--- Data listing Enclosed Below ---

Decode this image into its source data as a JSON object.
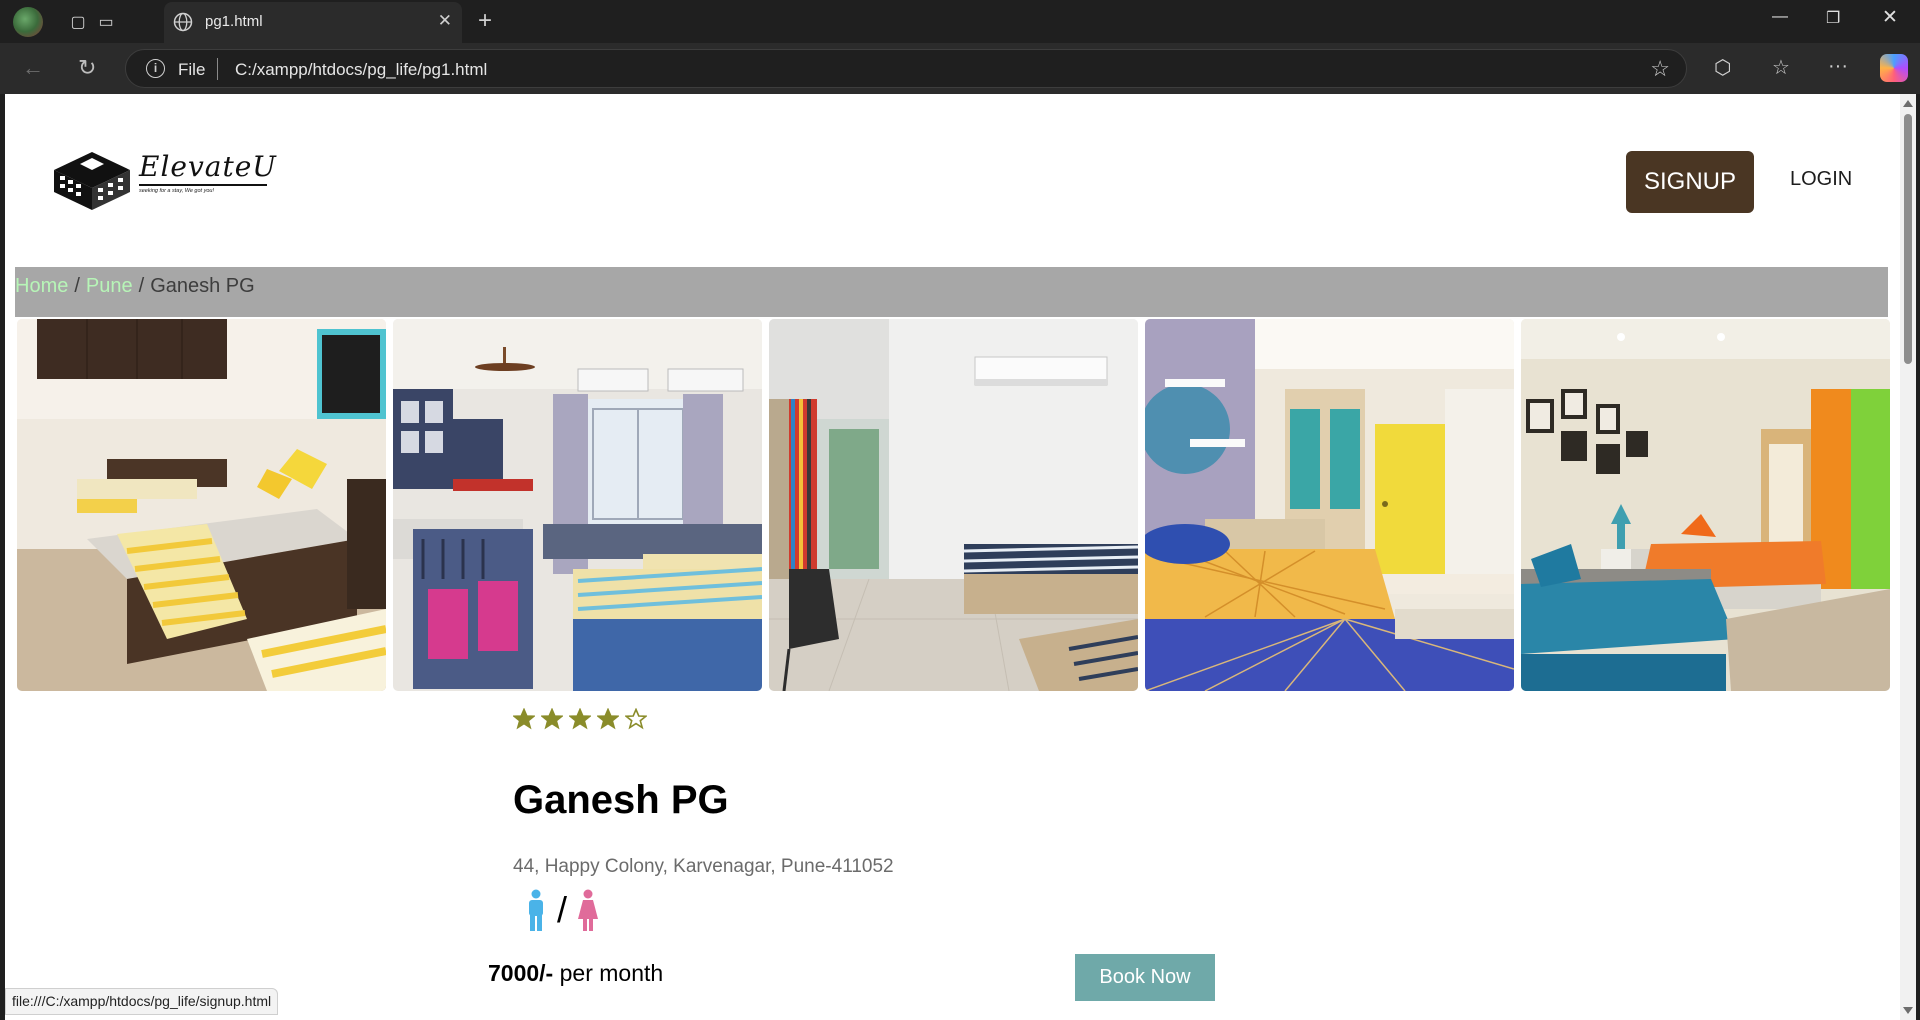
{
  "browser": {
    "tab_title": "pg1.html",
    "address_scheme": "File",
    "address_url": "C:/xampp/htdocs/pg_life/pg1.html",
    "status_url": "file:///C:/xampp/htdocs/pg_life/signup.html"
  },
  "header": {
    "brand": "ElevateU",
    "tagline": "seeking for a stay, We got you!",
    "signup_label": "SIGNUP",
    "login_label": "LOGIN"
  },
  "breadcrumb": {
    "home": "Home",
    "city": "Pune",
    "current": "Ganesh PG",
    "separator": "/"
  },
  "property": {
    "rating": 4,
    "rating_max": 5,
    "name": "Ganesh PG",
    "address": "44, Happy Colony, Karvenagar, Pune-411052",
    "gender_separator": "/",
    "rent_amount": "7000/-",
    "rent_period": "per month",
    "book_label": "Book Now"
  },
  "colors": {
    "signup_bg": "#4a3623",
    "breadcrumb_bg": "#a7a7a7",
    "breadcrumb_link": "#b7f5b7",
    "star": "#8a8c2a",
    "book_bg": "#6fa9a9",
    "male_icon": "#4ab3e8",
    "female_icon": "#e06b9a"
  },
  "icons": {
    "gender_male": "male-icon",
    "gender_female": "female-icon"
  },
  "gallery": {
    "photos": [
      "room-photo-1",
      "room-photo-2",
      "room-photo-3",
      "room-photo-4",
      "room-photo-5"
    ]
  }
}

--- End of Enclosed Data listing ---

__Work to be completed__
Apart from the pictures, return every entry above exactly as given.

__Response__
Decode this image into its source data as a JSON object.
{
  "browser": {
    "tab_title": "pg1.html",
    "address_scheme": "File",
    "address_url": "C:/xampp/htdocs/pg_life/pg1.html",
    "status_url": "file:///C:/xampp/htdocs/pg_life/signup.html"
  },
  "header": {
    "brand": "ElevateU",
    "tagline": "seeking for a stay, We got you!",
    "signup_label": "SIGNUP",
    "login_label": "LOGIN"
  },
  "breadcrumb": {
    "home": "Home",
    "city": "Pune",
    "current": "Ganesh PG",
    "separator": "/"
  },
  "property": {
    "rating": 4,
    "rating_max": 5,
    "name": "Ganesh PG",
    "address": "44, Happy Colony, Karvenagar, Pune-411052",
    "gender_separator": "/",
    "rent_amount": "7000/-",
    "rent_period": "per month",
    "book_label": "Book Now"
  },
  "colors": {
    "signup_bg": "#4a3623",
    "breadcrumb_bg": "#a7a7a7",
    "breadcrumb_link": "#b7f5b7",
    "star": "#8a8c2a",
    "book_bg": "#6fa9a9",
    "male_icon": "#4ab3e8",
    "female_icon": "#e06b9a"
  },
  "icons": {
    "gender_male": "male-icon",
    "gender_female": "female-icon"
  },
  "gallery": {
    "photos": [
      "room-photo-1",
      "room-photo-2",
      "room-photo-3",
      "room-photo-4",
      "room-photo-5"
    ]
  }
}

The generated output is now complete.